The special role of deacon dads

MILWAUKEE - Deacon Dale Paczkowski proudly walked his daughter Lisa down the aisle for her wedding. Dressed in a tuxedo, he was on one side of Lisa while his wife, Lucy, was on the other. After presenting Lisa to Patrick Defors, her husband-to-be, he walked into the sanctuary and into the sacristy where he performed an almost superhero feat in record time.

"I had the best man help me change from my tux into my vestments," said Deacon Paczkowski, ordained a permanent deacon in the Milwaukee Archdiocese just two months before his daughter's November 2012 wedding. "I came out after that, and a few of my relatives didn't know who I was and were wondering why the presider was late. It was exciting, but a little difficult to pull off."

While he was hoping Lisa would ask him to preside at the wedding at Three Holy Women Church in Milwaukee, he was ill-prepared for the overwhelming swath of emotions the family felt.

He said his daughter cried because she was happy and excited, and he was amazed that he somehow managed to get through the ceremony without crying.

As a deacon at Holy Family Church in Fond du Lac, Wis., Deacon Paczkowski understands his primary role as a deacon is to serve the poor, the sick, the imprisoned and the lonely.

But in a church faced with a critical shortage of priests, he and other deacons preach, baptize, conduct funerals and communion services and witness weddings. With the majority of deacons married with families, juggling life at home, jobs and church can be creative.

Much of the time, Lucy sits alone in the pew while her husband preaches. She sat alone the day he presided at their daughter's wedding.

Stating that she is not a jealous bride, Lucy explained that she made the journey through the diaconate with her husband, and the relationship between the two of them and God continues to grow.
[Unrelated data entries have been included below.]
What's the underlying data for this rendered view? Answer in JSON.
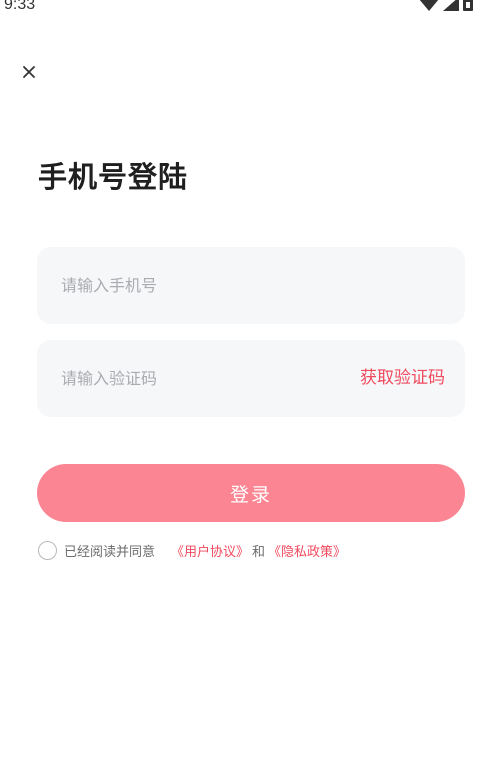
{
  "status_bar": {
    "time": "9:33"
  },
  "header": {
    "close_icon": "close-icon"
  },
  "page": {
    "title": "手机号登陆"
  },
  "phone_input": {
    "placeholder": "请输入手机号",
    "value": ""
  },
  "code_input": {
    "placeholder": "请输入验证码",
    "value": "",
    "get_code_label": "获取验证码"
  },
  "login_button": {
    "label": "登录"
  },
  "agreement": {
    "checked": false,
    "text": "已经阅读并同意",
    "user_agreement": "《用户协议》",
    "and": "和",
    "privacy_policy": "《隐私政策》"
  },
  "colors": {
    "accent": "#f04a5e",
    "button": "#fb8592",
    "input_bg": "#f6f7f9"
  }
}
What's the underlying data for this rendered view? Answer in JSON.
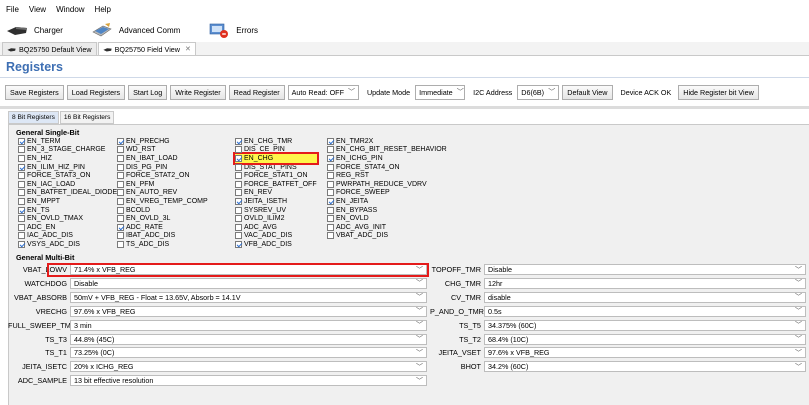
{
  "menu": [
    "File",
    "View",
    "Window",
    "Help"
  ],
  "toolbar": [
    {
      "label": "Charger",
      "icon": "charger-icon"
    },
    {
      "label": "Advanced Comm",
      "icon": "advanced-comm-icon"
    },
    {
      "label": "Errors",
      "icon": "errors-icon"
    }
  ],
  "view_tabs": [
    "BQ25750 Default View",
    "BQ25750 Field View"
  ],
  "page_title": "Registers",
  "buttons": {
    "save": "Save Registers",
    "load": "Load Registers",
    "start_log": "Start Log",
    "write": "Write Register",
    "read": "Read Register",
    "auto_read": "Auto Read: OFF",
    "update_mode_label": "Update Mode",
    "update_mode_value": "Immediate",
    "i2c_label": "I2C Address",
    "i2c_value": "D6(6B)",
    "default_view": "Default View",
    "ack_status": "Device ACK OK",
    "hide_bit_view": "Hide Register bit View"
  },
  "bit_tabs": [
    "8 Bit Registers",
    "16 Bit Registers"
  ],
  "single_bit": {
    "title": "General Single-Bit",
    "columns": [
      [
        {
          "label": "EN_TERM",
          "checked": true
        },
        {
          "label": "EN_3_STAGE_CHARGE",
          "checked": false
        },
        {
          "label": "EN_HIZ",
          "checked": false
        },
        {
          "label": "EN_ILIM_HIZ_PIN",
          "checked": true
        },
        {
          "label": "FORCE_STAT3_ON",
          "checked": false
        },
        {
          "label": "EN_IAC_LOAD",
          "checked": false
        },
        {
          "label": "EN_BATFET_IDEAL_DIODE",
          "checked": false
        },
        {
          "label": "EN_MPPT",
          "checked": false
        },
        {
          "label": "EN_TS",
          "checked": true
        },
        {
          "label": "EN_OVLD_TMAX",
          "checked": false
        },
        {
          "label": "ADC_EN",
          "checked": false
        },
        {
          "label": "IAC_ADC_DIS",
          "checked": false
        },
        {
          "label": "VSYS_ADC_DIS",
          "checked": true
        }
      ],
      [
        {
          "label": "EN_PRECHG",
          "checked": true
        },
        {
          "label": "WD_RST",
          "checked": false
        },
        {
          "label": "EN_IBAT_LOAD",
          "checked": false
        },
        {
          "label": "DIS_PG_PIN",
          "checked": false
        },
        {
          "label": "FORCE_STAT2_ON",
          "checked": false
        },
        {
          "label": "EN_PFM",
          "checked": false
        },
        {
          "label": "EN_AUTO_REV",
          "checked": false
        },
        {
          "label": "EN_VREG_TEMP_COMP",
          "checked": false
        },
        {
          "label": "BCOLD",
          "checked": false
        },
        {
          "label": "EN_OVLD_3L",
          "checked": false
        },
        {
          "label": "ADC_RATE",
          "checked": true
        },
        {
          "label": "IBAT_ADC_DIS",
          "checked": false
        },
        {
          "label": "TS_ADC_DIS",
          "checked": false
        }
      ],
      [
        {
          "label": "EN_CHG_TMR",
          "checked": true
        },
        {
          "label": "DIS_CE_PIN",
          "checked": false
        },
        {
          "label": "EN_CHG",
          "checked": true,
          "highlight": true
        },
        {
          "label": "DIS_STAT_PINS",
          "checked": false
        },
        {
          "label": "FORCE_STAT1_ON",
          "checked": false
        },
        {
          "label": "FORCE_BATFET_OFF",
          "checked": false
        },
        {
          "label": "EN_REV",
          "checked": false
        },
        {
          "label": "JEITA_ISETH",
          "checked": true
        },
        {
          "label": "SYSREV_UV",
          "checked": false
        },
        {
          "label": "OVLD_ILIM2",
          "checked": false
        },
        {
          "label": "ADC_AVG",
          "checked": false
        },
        {
          "label": "VAC_ADC_DIS",
          "checked": false
        },
        {
          "label": "VFB_ADC_DIS",
          "checked": true
        }
      ],
      [
        {
          "label": "EN_TMR2X",
          "checked": true
        },
        {
          "label": "EN_CHG_BIT_RESET_BEHAVIOR",
          "checked": false
        },
        {
          "label": "EN_ICHG_PIN",
          "checked": true
        },
        {
          "label": "FORCE_STAT4_ON",
          "checked": false
        },
        {
          "label": "REG_RST",
          "checked": false
        },
        {
          "label": "PWRPATH_REDUCE_VDRV",
          "checked": false
        },
        {
          "label": "FORCE_SWEEP",
          "checked": false
        },
        {
          "label": "EN_JEITA",
          "checked": true
        },
        {
          "label": "EN_BYPASS",
          "checked": false
        },
        {
          "label": "EN_OVLD",
          "checked": false
        },
        {
          "label": "ADC_AVG_INIT",
          "checked": false
        },
        {
          "label": "VBAT_ADC_DIS",
          "checked": false
        }
      ]
    ]
  },
  "multi_bit": {
    "title": "General Multi-Bit",
    "left": [
      {
        "label": "VBAT_LOWV",
        "value": "71.4% x VFB_REG"
      },
      {
        "label": "WATCHDOG",
        "value": "Disable",
        "highlight": true
      },
      {
        "label": "VBAT_ABSORB",
        "value": "50mV + VFB_REG - Float = 13.65V, Absorb = 14.1V"
      },
      {
        "label": "VRECHG",
        "value": "97.6% x VFB_REG"
      },
      {
        "label": "FULL_SWEEP_TMR",
        "value": "3 min"
      },
      {
        "label": "TS_T3",
        "value": "44.8% (45C)"
      },
      {
        "label": "TS_T1",
        "value": "73.25% (0C)"
      },
      {
        "label": "JEITA_ISETC",
        "value": "20% x ICHG_REG"
      },
      {
        "label": "ADC_SAMPLE",
        "value": "13 bit effective resolution"
      }
    ],
    "right": [
      {
        "label": "TOPOFF_TMR",
        "value": "Disable"
      },
      {
        "label": "CHG_TMR",
        "value": "12hr"
      },
      {
        "label": "CV_TMR",
        "value": "disable"
      },
      {
        "label": "P_AND_O_TMR",
        "value": "0.5s"
      },
      {
        "label": "TS_T5",
        "value": "34.375% (60C)"
      },
      {
        "label": "TS_T2",
        "value": "68.4% (10C)"
      },
      {
        "label": "JEITA_VSET",
        "value": "97.6% x VFB_REG"
      },
      {
        "label": "BHOT",
        "value": "34.2% (60C)"
      }
    ]
  }
}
"His role as a deacon is an extension of our lives together," she said. "It is the three of us working together."

Dale Nees, deacon at St. Paul the Apostle Church in Racine, Wis., recently presided over his son Peter's marriage to Erin. Since his daughter-in-law is Lutheran, the wedding wasn't during a Mass but he witnessed the wedding ceremony.

"It is so hard to put into words how I felt. It was very emotional," said Nees. "The whole preparation and getting ready for it was very special to all of us. I did have the overwhelming sense of how God had been working in both their lives to bring them to that time and place to affirm their love in God's name. It was our love as parents that led us to baptize them and nurture their faith life."
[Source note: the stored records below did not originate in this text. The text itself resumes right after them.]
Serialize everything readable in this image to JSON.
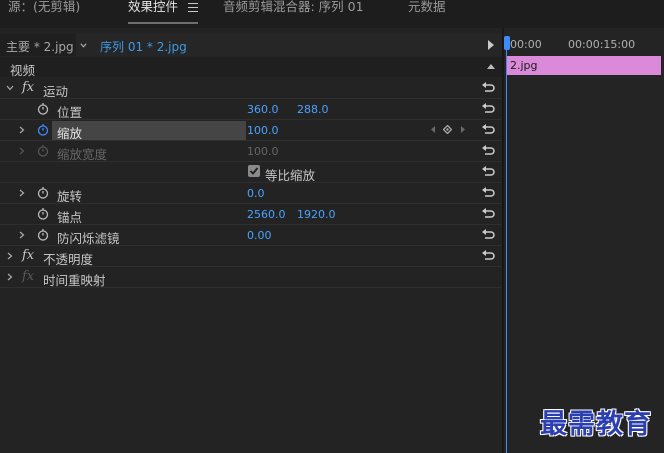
{
  "tabs": [
    {
      "label": "源：(无剪辑)",
      "active": false
    },
    {
      "label": "效果控件",
      "active": true
    },
    {
      "label": "音频剪辑混合器: 序列 01",
      "active": false
    },
    {
      "label": "元数据",
      "active": false
    }
  ],
  "header": {
    "main_clip": "主要 * 2.jpg",
    "sequence_clip": "序列 01 * 2.jpg"
  },
  "section_video": "视频",
  "effects": {
    "motion": {
      "label": "运动"
    },
    "position": {
      "label": "位置",
      "x": "360.0",
      "y": "288.0"
    },
    "scale": {
      "label": "缩放",
      "value": "100.0"
    },
    "scale_width": {
      "label": "缩放宽度",
      "value": "100.0"
    },
    "uniform_scale": {
      "label": "等比缩放",
      "checked": true
    },
    "rotation": {
      "label": "旋转",
      "value": "0.0"
    },
    "anchor": {
      "label": "锚点",
      "x": "2560.0",
      "y": "1920.0"
    },
    "anti_flicker": {
      "label": "防闪烁滤镜",
      "value": "0.00"
    },
    "opacity": {
      "label": "不透明度"
    },
    "time_remap": {
      "label": "时间重映射"
    }
  },
  "timeline": {
    "timecode_start": "00:00",
    "timecode_end": "00:00:15:00",
    "clip_label": "2.jpg",
    "clip_color": "#da8ad9"
  },
  "watermark": "最需教育",
  "colors": {
    "accent_blue": "#4aa3ff",
    "playhead": "#3d8bff"
  }
}
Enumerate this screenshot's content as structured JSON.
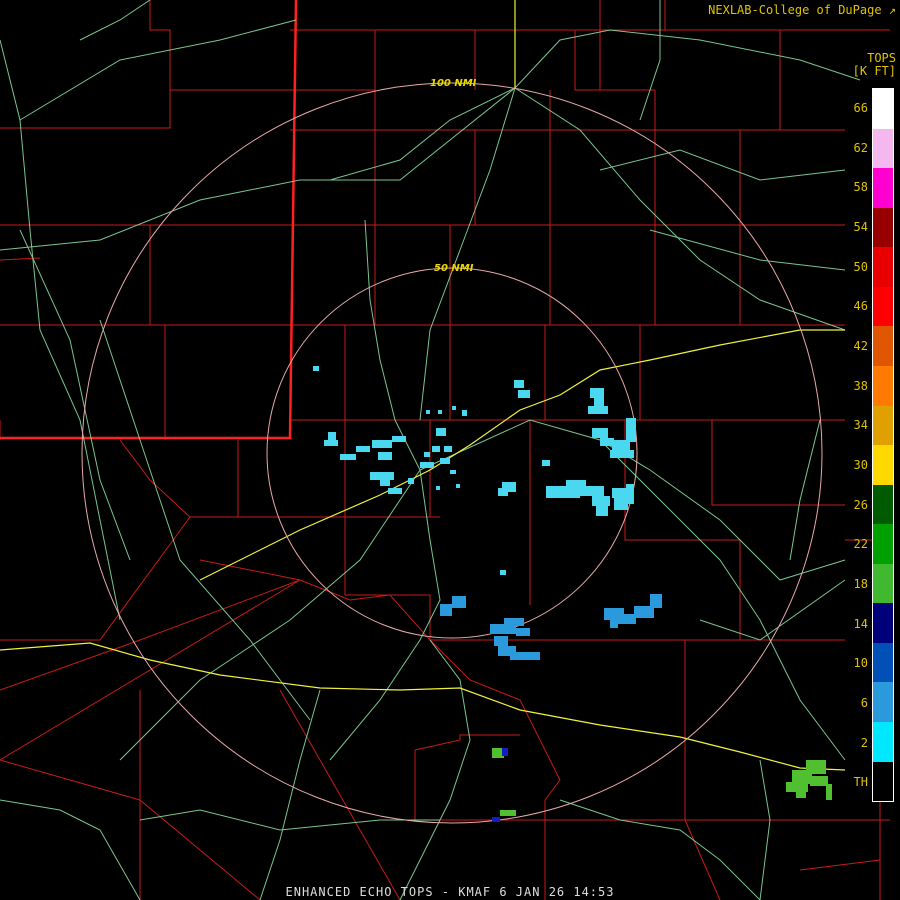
{
  "credit": "NEXLAB-College of DuPage",
  "legend": {
    "title_line1": "TOPS",
    "title_line2": "[K FT]",
    "labels": [
      "66",
      "62",
      "58",
      "54",
      "50",
      "46",
      "42",
      "38",
      "34",
      "30",
      "26",
      "22",
      "18",
      "14",
      "10",
      "6",
      "2",
      "TH"
    ],
    "colors": [
      "#ffffff",
      "#f4b8ee",
      "#ff00d0",
      "#980000",
      "#e80000",
      "#ff0000",
      "#e05500",
      "#ff7a00",
      "#e0a000",
      "#ffd800",
      "#005a00",
      "#00a000",
      "#40b830",
      "#00007a",
      "#0050b8",
      "#2a9adc",
      "#00e8ff",
      "#000000"
    ]
  },
  "rings": [
    {
      "label": "100 NMI"
    },
    {
      "label": "50 NMI"
    }
  ],
  "footer": "ENHANCED ECHO TOPS - KMAF  6 JAN 26 14:53",
  "map_colors": {
    "county_lines": "#c81a1a",
    "state_line": "#ff2020",
    "roads": "#8fe8a8",
    "interstates": "#f2f23c",
    "range_rings": "#e8a8a8",
    "echo_low": "#4ad8f0",
    "echo_mid": "#2a9adc",
    "echo_green": "#50c030"
  }
}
He said the dual role of father and the person officiating at the ceremony requires balance to keep everything together.

"And for me, it is a joy to be able to serve in those different capacities. I am always a deacon, no matter what situation I am in," he said. "I think that really is why it is more about who you are than what you do."

The formation director for permanent deacons in the Archdiocese of Milwaukee, Deacon John Ebel has a son, Christopher, who likely will be getting married soon. While he is open to presiding at the wedding, he said he is just fine being the dad.
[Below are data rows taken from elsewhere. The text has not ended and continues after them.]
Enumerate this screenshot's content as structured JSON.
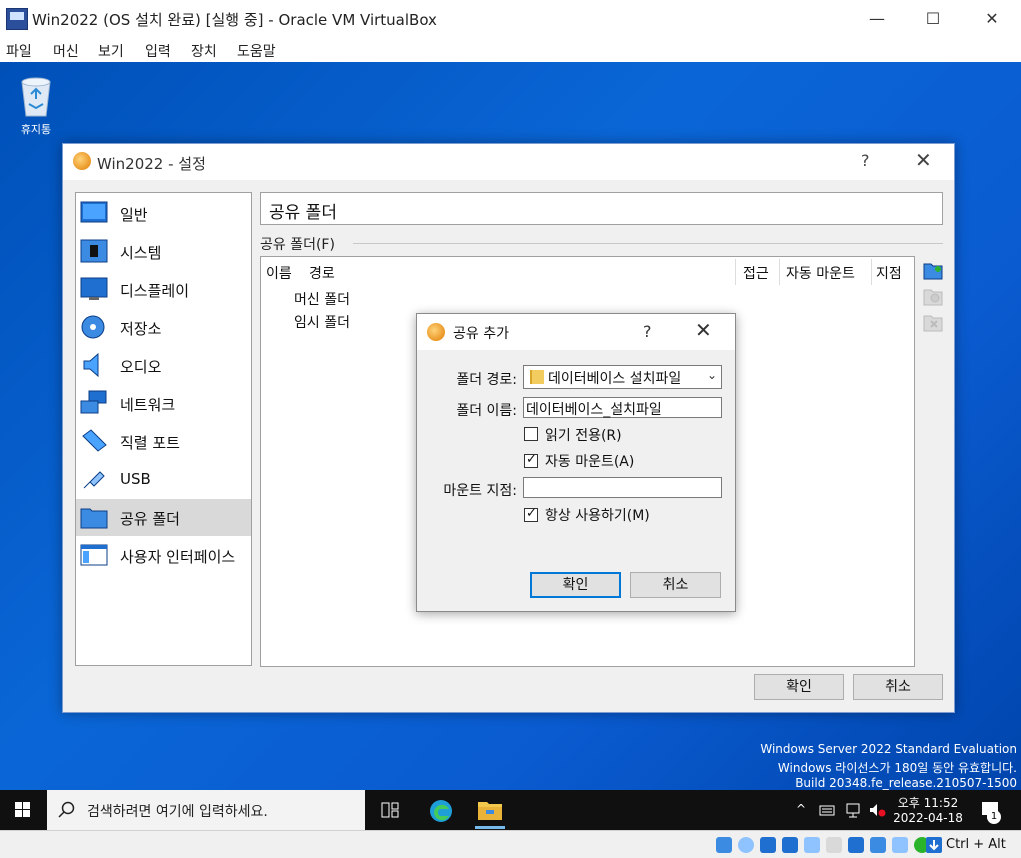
{
  "vbox": {
    "title": "Win2022 (OS 설치 완료) [실행 중] - Oracle VM VirtualBox",
    "menu": [
      "파일",
      "머신",
      "보기",
      "입력",
      "장치",
      "도움말"
    ],
    "controls": {
      "minimize": "—",
      "maximize": "☐",
      "close": "✕"
    }
  },
  "desktop": {
    "recycle_bin_label": "휴지통",
    "watermark": [
      "Windows Server 2022 Standard Evaluation",
      "Windows 라이선스가 180일 동안 유효합니다.",
      "Build 20348.fe_release.210507-1500"
    ]
  },
  "settings": {
    "title": "Win2022 - 설정",
    "help": "?",
    "close": "✕",
    "nav": [
      {
        "label": "일반",
        "icon": "general-icon"
      },
      {
        "label": "시스템",
        "icon": "system-icon"
      },
      {
        "label": "디스플레이",
        "icon": "display-icon"
      },
      {
        "label": "저장소",
        "icon": "storage-icon"
      },
      {
        "label": "오디오",
        "icon": "audio-icon"
      },
      {
        "label": "네트워크",
        "icon": "network-icon"
      },
      {
        "label": "직렬 포트",
        "icon": "serial-port-icon"
      },
      {
        "label": "USB",
        "icon": "usb-icon"
      },
      {
        "label": "공유 폴더",
        "icon": "shared-folder-icon",
        "active": true
      },
      {
        "label": "사용자 인터페이스",
        "icon": "user-interface-icon"
      }
    ],
    "page_title": "공유 폴더",
    "group_label": "공유 폴더(F)",
    "columns": [
      "이름",
      "경로",
      "접근",
      "자동 마운트",
      "지점"
    ],
    "tree": [
      "머신 폴더",
      "임시 폴더"
    ],
    "ok": "확인",
    "cancel": "취소"
  },
  "add_share": {
    "title": "공유 추가",
    "help": "?",
    "close": "✕",
    "path_label": "폴더 경로:",
    "path_value": "데이터베이스 설치파일",
    "name_label": "폴더 이름:",
    "name_value": "데이터베이스_설치파일",
    "readonly_label": "읽기 전용(R)",
    "readonly_checked": false,
    "automount_label": "자동 마운트(A)",
    "automount_checked": true,
    "mountpoint_label": "마운트 지점:",
    "mountpoint_value": "",
    "permanent_label": "항상 사용하기(M)",
    "permanent_checked": true,
    "ok": "확인",
    "cancel": "취소"
  },
  "taskbar": {
    "search_placeholder": "검색하려면 여기에 입력하세요.",
    "time": "오후 11:52",
    "date": "2022-04-18",
    "notification_count": "1"
  },
  "statusbar": {
    "host_key": "Ctrl + Alt"
  }
}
"I don't mind being the dad at the wedding," he said. "That is OK, too, and it is a big role, too. After all, I was Dad before I was deacon."

Ordained in 1996, Deacon Ebel has much experience working with engaged couples through marriage preparation classes and counseling. He often draws on his own experience as a married man.

"It helps to be insightful and know when I am being snowed," he said. "For example, when couples talk about reasons for living together, I can approach that subject as a married man and give them the reasons for this not being pleasing to God or the church."

Since he and his wife have been married for 35 years, he also shares with couples how their marriage has evolved and grown over the years.

"We learn and stumble, and ultimately, if you have worked on it, an intimacy grows and the sacrament becomes obvious to them. It gets through to them," he said. "It is important to try to assess that you should be marrying your best friend and life partner."

Couples need to have realistic expectations about marriage, not just about themselves, he added, saying marriage needs nourishment and effort.

"You have to realize that you constantly marry each other every day," he said.

© Arlington Catholic Herald 2015